> [WHAT YOU ARE ASKED TO DO]
Search the listing below for the string "name", then copy every line it appears in.

START RECORDS FOR THE EXERCISE

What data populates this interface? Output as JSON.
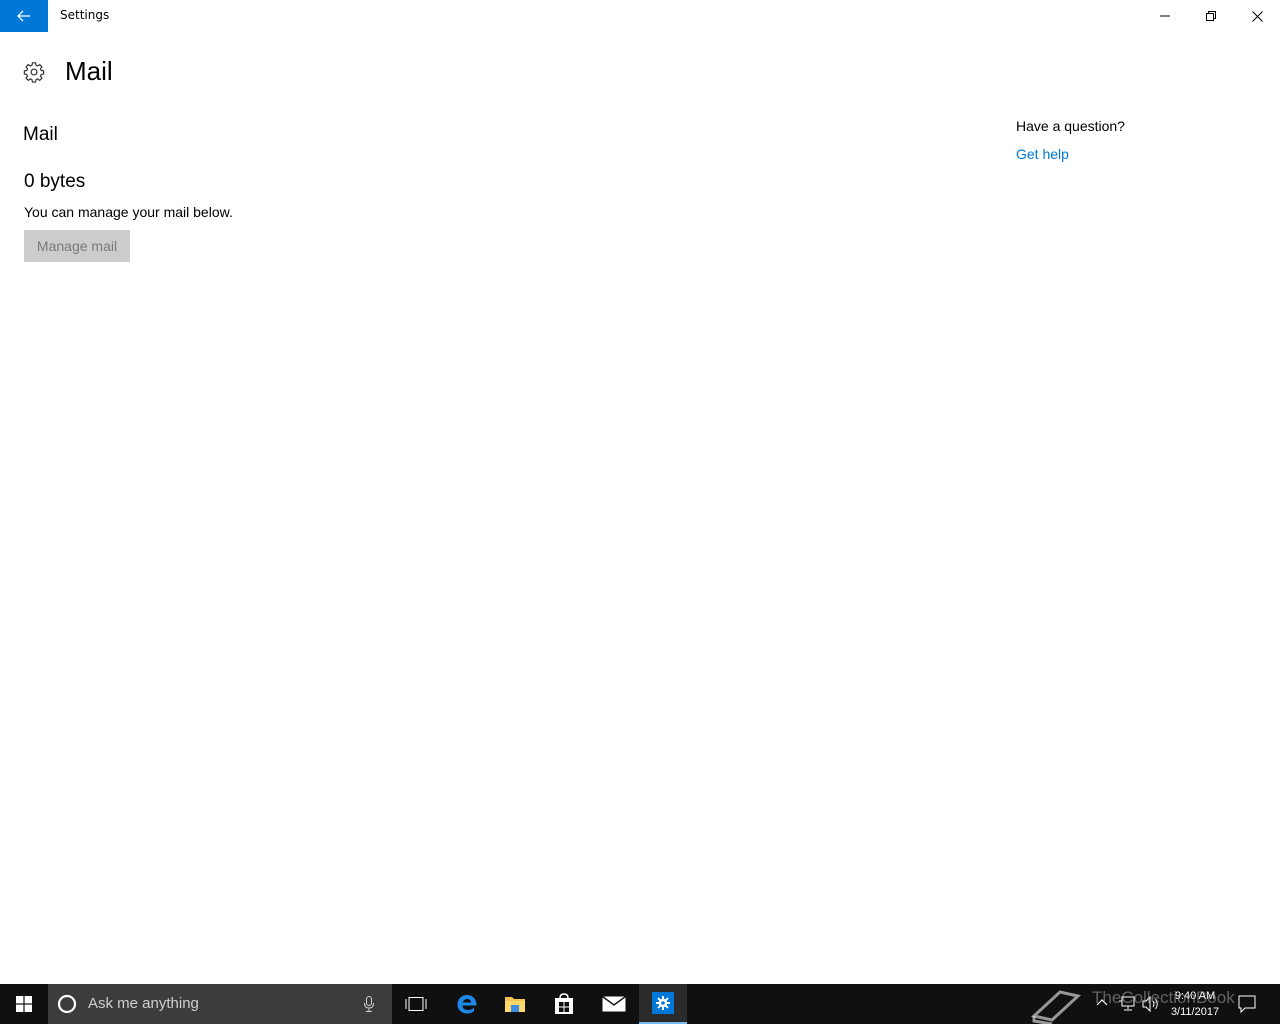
{
  "window": {
    "title": "Settings"
  },
  "page": {
    "title": "Mail",
    "section_title": "Mail",
    "usage_size": "0 bytes",
    "usage_description": "You can manage your mail below.",
    "manage_button_label": "Manage mail"
  },
  "help": {
    "question": "Have a question?",
    "link_label": "Get help"
  },
  "taskbar": {
    "search_placeholder": "Ask me anything",
    "clock_time": "9:40 AM",
    "clock_date": "3/11/2017",
    "pinned": [
      "task-view-icon",
      "edge-icon",
      "file-explorer-icon",
      "store-icon",
      "mail-icon",
      "settings-icon"
    ],
    "watermark_text": "TheCollectionBook"
  },
  "colors": {
    "accent": "#0078d7",
    "taskbar_bg": "#101010",
    "button_disabled_bg": "#cccccc",
    "button_disabled_text": "#7a7a7a"
  }
}
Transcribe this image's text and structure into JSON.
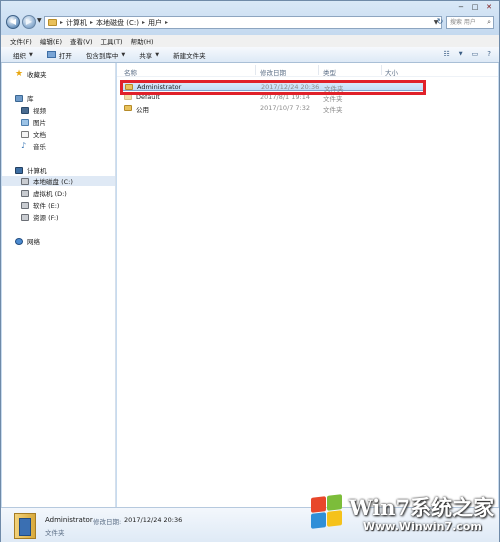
{
  "address_bar": {
    "breadcrumbs": [
      "计算机",
      "本地磁盘 (C:)",
      "用户"
    ],
    "search_placeholder": "搜索 用户"
  },
  "window_controls": [
    "−",
    "□",
    "✕"
  ],
  "menu": [
    "文件(F)",
    "编辑(E)",
    "查看(V)",
    "工具(T)",
    "帮助(H)"
  ],
  "toolbar": {
    "organize": "组织",
    "open": "打开",
    "include_in_library": "包含到库中",
    "share": "共享",
    "new_folder": "新建文件夹"
  },
  "nav_pane": {
    "favorites": "收藏夹",
    "libraries": "库",
    "library_items": [
      "视频",
      "图片",
      "文档",
      "音乐"
    ],
    "computer": "计算机",
    "drives": [
      "本地磁盘 (C:)",
      "虚拟机 (D:)",
      "软件 (E:)",
      "资源 (F:)"
    ],
    "network": "网络"
  },
  "columns": {
    "name": "名称",
    "date": "修改日期",
    "type": "类型",
    "size": "大小"
  },
  "files": [
    {
      "name": "Administrator",
      "date": "2017/12/24 20:36",
      "type": "文件夹"
    },
    {
      "name": "Default",
      "date": "2017/8/1 19:14",
      "type": "文件夹"
    },
    {
      "name": "公用",
      "date": "2017/10/7 7:32",
      "type": "文件夹"
    }
  ],
  "details": {
    "name": "Administrator",
    "date_label": "修改日期:",
    "date": "2017/12/24 20:36",
    "type": "文件夹"
  },
  "watermark": {
    "title": "Win7系统之家",
    "url": "Www.Winwin7.com"
  },
  "colors": {
    "highlight": "#e0212a",
    "selection": "#cfe3f8"
  }
}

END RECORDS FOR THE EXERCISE

> [SOLUTION FOR THIS PROBLEM]
    "name": "名称",
      "name": "Administrator",
      "name": "Default",
      "name": "公用",
    "name": "Administrator",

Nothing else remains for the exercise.